Your reply should be the following data, copied exactly.

—————

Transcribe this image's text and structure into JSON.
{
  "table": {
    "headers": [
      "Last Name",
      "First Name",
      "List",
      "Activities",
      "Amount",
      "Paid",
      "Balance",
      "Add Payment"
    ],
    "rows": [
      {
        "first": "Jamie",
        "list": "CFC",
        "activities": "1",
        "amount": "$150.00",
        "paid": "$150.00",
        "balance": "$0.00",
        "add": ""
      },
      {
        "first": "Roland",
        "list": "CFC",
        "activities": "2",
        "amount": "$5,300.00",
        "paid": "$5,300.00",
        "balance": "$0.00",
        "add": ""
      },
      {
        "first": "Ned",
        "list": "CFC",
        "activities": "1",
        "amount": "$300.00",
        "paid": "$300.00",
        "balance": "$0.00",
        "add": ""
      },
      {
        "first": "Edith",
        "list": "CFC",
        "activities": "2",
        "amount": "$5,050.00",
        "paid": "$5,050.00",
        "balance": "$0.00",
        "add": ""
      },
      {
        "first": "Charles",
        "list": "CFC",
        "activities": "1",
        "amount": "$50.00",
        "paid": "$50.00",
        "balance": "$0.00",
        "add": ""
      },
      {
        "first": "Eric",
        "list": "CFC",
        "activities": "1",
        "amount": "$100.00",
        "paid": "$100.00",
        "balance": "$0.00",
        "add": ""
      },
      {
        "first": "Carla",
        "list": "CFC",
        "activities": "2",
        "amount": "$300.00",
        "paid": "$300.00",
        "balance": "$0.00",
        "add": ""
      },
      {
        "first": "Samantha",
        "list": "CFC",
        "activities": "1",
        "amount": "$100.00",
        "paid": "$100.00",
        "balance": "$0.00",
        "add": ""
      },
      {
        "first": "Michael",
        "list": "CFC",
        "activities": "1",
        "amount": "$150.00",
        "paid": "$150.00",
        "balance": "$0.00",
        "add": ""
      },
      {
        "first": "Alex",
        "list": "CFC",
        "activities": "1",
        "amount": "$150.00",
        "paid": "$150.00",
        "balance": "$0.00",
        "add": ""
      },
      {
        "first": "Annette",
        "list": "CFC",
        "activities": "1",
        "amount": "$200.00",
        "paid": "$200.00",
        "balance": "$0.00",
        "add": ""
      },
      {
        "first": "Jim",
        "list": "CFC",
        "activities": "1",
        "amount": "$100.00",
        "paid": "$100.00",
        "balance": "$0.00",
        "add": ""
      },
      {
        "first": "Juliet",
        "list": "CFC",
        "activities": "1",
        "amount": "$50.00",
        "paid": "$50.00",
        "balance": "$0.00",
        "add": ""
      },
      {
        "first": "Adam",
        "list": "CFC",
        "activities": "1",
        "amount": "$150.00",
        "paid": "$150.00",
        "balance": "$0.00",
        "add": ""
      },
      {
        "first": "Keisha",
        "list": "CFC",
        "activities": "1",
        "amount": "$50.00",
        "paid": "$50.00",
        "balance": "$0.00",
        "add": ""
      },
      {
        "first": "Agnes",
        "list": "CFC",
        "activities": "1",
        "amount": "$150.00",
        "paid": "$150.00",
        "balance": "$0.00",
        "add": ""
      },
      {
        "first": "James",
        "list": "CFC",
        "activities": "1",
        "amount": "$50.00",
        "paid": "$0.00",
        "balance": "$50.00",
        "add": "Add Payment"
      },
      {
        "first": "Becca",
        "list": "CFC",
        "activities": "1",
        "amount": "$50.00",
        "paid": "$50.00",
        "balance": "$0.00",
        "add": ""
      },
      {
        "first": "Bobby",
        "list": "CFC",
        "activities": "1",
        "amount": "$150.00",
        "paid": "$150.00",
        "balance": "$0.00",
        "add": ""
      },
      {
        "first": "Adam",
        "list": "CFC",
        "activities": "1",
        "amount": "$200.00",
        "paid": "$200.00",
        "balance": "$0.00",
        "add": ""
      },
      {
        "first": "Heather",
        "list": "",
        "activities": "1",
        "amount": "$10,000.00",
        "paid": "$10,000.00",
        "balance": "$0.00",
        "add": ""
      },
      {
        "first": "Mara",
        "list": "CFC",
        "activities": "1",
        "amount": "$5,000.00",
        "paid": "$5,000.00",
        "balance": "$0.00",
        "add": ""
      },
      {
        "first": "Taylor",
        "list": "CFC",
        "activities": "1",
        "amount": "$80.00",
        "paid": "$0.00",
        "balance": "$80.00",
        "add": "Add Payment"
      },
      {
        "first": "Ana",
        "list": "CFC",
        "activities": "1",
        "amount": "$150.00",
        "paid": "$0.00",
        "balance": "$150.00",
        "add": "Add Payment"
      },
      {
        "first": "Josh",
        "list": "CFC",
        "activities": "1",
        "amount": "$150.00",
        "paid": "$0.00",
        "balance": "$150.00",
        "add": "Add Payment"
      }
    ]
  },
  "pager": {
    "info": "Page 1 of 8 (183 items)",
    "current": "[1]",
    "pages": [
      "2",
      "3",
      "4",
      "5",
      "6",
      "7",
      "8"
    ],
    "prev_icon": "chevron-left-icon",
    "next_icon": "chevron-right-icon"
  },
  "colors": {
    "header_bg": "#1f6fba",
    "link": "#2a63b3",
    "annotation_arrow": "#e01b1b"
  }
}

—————

# [ANSWER FOR THE TASK]
Transcribe this image's text and structure into JSON.
{
  "table": {
    "headers": [
      "Last Name",
      "First Name",
      "List",
      "Activities",
      "Amount",
      "Paid",
      "Balance",
      "Add Payment"
    ],
    "rows": [
      {
        "first": "Jamie",
        "list": "CFC",
        "activities": "1",
        "amount": "$150.00",
        "paid": "$150.00",
        "balance": "$0.00",
        "add": ""
      },
      {
        "first": "Roland",
        "list": "CFC",
        "activities": "2",
        "amount": "$5,300.00",
        "paid": "$5,300.00",
        "balance": "$0.00",
        "add": ""
      },
      {
        "first": "Ned",
        "list": "CFC",
        "activities": "1",
        "amount": "$300.00",
        "paid": "$300.00",
        "balance": "$0.00",
        "add": ""
      },
      {
        "first": "Edith",
        "list": "CFC",
        "activities": "2",
        "amount": "$5,050.00",
        "paid": "$5,050.00",
        "balance": "$0.00",
        "add": ""
      },
      {
        "first": "Charles",
        "list": "CFC",
        "activities": "1",
        "amount": "$50.00",
        "paid": "$50.00",
        "balance": "$0.00",
        "add": ""
      },
      {
        "first": "Eric",
        "list": "CFC",
        "activities": "1",
        "amount": "$100.00",
        "paid": "$100.00",
        "balance": "$0.00",
        "add": ""
      },
      {
        "first": "Carla",
        "list": "CFC",
        "activities": "2",
        "amount": "$300.00",
        "paid": "$300.00",
        "balance": "$0.00",
        "add": ""
      },
      {
        "first": "Samantha",
        "list": "CFC",
        "activities": "1",
        "amount": "$100.00",
        "paid": "$100.00",
        "balance": "$0.00",
        "add": ""
      },
      {
        "first": "Michael",
        "list": "CFC",
        "activities": "1",
        "amount": "$150.00",
        "paid": "$150.00",
        "balance": "$0.00",
        "add": ""
      },
      {
        "first": "Alex",
        "list": "CFC",
        "activities": "1",
        "amount": "$150.00",
        "paid": "$150.00",
        "balance": "$0.00",
        "add": ""
      },
      {
        "first": "Annette",
        "list": "CFC",
        "activities": "1",
        "amount": "$200.00",
        "paid": "$200.00",
        "balance": "$0.00",
        "add": ""
      },
      {
        "first": "Jim",
        "list": "CFC",
        "activities": "1",
        "amount": "$100.00",
        "paid": "$100.00",
        "balance": "$0.00",
        "add": ""
      },
      {
        "first": "Juliet",
        "list": "CFC",
        "activities": "1",
        "amount": "$50.00",
        "paid": "$50.00",
        "balance": "$0.00",
        "add": ""
      },
      {
        "first": "Adam",
        "list": "CFC",
        "activities": "1",
        "amount": "$150.00",
        "paid": "$150.00",
        "balance": "$0.00",
        "add": ""
      },
      {
        "first": "Keisha",
        "list": "CFC",
        "activities": "1",
        "amount": "$50.00",
        "paid": "$50.00",
        "balance": "$0.00",
        "add": ""
      },
      {
        "first": "Agnes",
        "list": "CFC",
        "activities": "1",
        "amount": "$150.00",
        "paid": "$150.00",
        "balance": "$0.00",
        "add": ""
      },
      {
        "first": "James",
        "list": "CFC",
        "activities": "1",
        "amount": "$50.00",
        "paid": "$0.00",
        "balance": "$50.00",
        "add": "Add Payment"
      },
      {
        "first": "Becca",
        "list": "CFC",
        "activities": "1",
        "amount": "$50.00",
        "paid": "$50.00",
        "balance": "$0.00",
        "add": ""
      },
      {
        "first": "Bobby",
        "list": "CFC",
        "activities": "1",
        "amount": "$150.00",
        "paid": "$150.00",
        "balance": "$0.00",
        "add": ""
      },
      {
        "first": "Adam",
        "list": "CFC",
        "activities": "1",
        "amount": "$200.00",
        "paid": "$200.00",
        "balance": "$0.00",
        "add": ""
      },
      {
        "first": "Heather",
        "list": "",
        "activities": "1",
        "amount": "$10,000.00",
        "paid": "$10,000.00",
        "balance": "$0.00",
        "add": ""
      },
      {
        "first": "Mara",
        "list": "CFC",
        "activities": "1",
        "amount": "$5,000.00",
        "paid": "$5,000.00",
        "balance": "$0.00",
        "add": ""
      },
      {
        "first": "Taylor",
        "list": "CFC",
        "activities": "1",
        "amount": "$80.00",
        "paid": "$0.00",
        "balance": "$80.00",
        "add": "Add Payment"
      },
      {
        "first": "Ana",
        "list": "CFC",
        "activities": "1",
        "amount": "$150.00",
        "paid": "$0.00",
        "balance": "$150.00",
        "add": "Add Payment"
      },
      {
        "first": "Josh",
        "list": "CFC",
        "activities": "1",
        "amount": "$150.00",
        "paid": "$0.00",
        "balance": "$150.00",
        "add": "Add Payment"
      }
    ]
  },
  "pager": {
    "info": "Page 1 of 8 (183 items)",
    "current": "[1]",
    "pages": [
      "2",
      "3",
      "4",
      "5",
      "6",
      "7",
      "8"
    ],
    "prev_icon": "chevron-left-icon",
    "next_icon": "chevron-right-icon"
  },
  "colors": {
    "header_bg": "#1f6fba",
    "link": "#2a63b3",
    "annotation_arrow": "#e01b1b"
  }
}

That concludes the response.